(Stored data entries)
---*---

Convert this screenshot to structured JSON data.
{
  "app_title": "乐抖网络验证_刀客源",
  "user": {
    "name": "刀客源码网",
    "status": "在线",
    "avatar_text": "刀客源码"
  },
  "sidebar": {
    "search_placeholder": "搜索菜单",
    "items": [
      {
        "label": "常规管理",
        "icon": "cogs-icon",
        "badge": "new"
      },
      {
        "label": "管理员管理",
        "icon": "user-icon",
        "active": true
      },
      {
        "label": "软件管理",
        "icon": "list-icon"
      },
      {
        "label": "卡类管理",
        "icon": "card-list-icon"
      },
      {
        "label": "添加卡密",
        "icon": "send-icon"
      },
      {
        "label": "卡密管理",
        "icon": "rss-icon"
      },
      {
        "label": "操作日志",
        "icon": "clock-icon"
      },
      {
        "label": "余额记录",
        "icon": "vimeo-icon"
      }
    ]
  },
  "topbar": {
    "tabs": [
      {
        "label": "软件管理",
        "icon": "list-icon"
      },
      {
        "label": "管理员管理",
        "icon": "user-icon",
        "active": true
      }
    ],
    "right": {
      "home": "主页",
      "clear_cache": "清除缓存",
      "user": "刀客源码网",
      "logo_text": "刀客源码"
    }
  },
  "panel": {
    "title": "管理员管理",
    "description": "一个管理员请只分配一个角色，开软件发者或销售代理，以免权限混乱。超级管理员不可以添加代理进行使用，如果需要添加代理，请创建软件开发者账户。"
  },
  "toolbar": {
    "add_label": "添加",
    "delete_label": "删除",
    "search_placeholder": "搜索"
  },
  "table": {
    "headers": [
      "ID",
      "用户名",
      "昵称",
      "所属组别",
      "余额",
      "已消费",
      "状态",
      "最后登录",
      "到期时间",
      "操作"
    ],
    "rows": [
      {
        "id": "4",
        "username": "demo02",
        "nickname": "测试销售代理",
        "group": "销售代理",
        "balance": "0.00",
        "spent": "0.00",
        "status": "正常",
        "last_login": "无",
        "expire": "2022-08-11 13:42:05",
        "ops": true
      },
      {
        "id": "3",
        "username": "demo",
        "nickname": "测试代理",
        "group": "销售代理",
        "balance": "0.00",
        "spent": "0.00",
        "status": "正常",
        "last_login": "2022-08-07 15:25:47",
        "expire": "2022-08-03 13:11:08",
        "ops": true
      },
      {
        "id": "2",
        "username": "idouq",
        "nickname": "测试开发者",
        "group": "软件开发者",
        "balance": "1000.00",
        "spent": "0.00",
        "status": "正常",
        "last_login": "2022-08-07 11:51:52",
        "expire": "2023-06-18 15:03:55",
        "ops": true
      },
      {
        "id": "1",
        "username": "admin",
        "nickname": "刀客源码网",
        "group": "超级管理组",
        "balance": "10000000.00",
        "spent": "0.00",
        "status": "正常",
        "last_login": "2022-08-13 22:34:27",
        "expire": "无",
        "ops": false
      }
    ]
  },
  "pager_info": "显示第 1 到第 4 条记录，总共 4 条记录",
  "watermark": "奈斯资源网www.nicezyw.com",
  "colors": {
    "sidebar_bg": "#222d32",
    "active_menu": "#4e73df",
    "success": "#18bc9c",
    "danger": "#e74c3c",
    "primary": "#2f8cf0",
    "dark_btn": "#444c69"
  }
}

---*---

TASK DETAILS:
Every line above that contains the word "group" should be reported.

EXERCISE SOLUTION:
        "group": "销售代理",
        "group": "销售代理",
        "group": "软件开发者",
        "group": "超级管理组",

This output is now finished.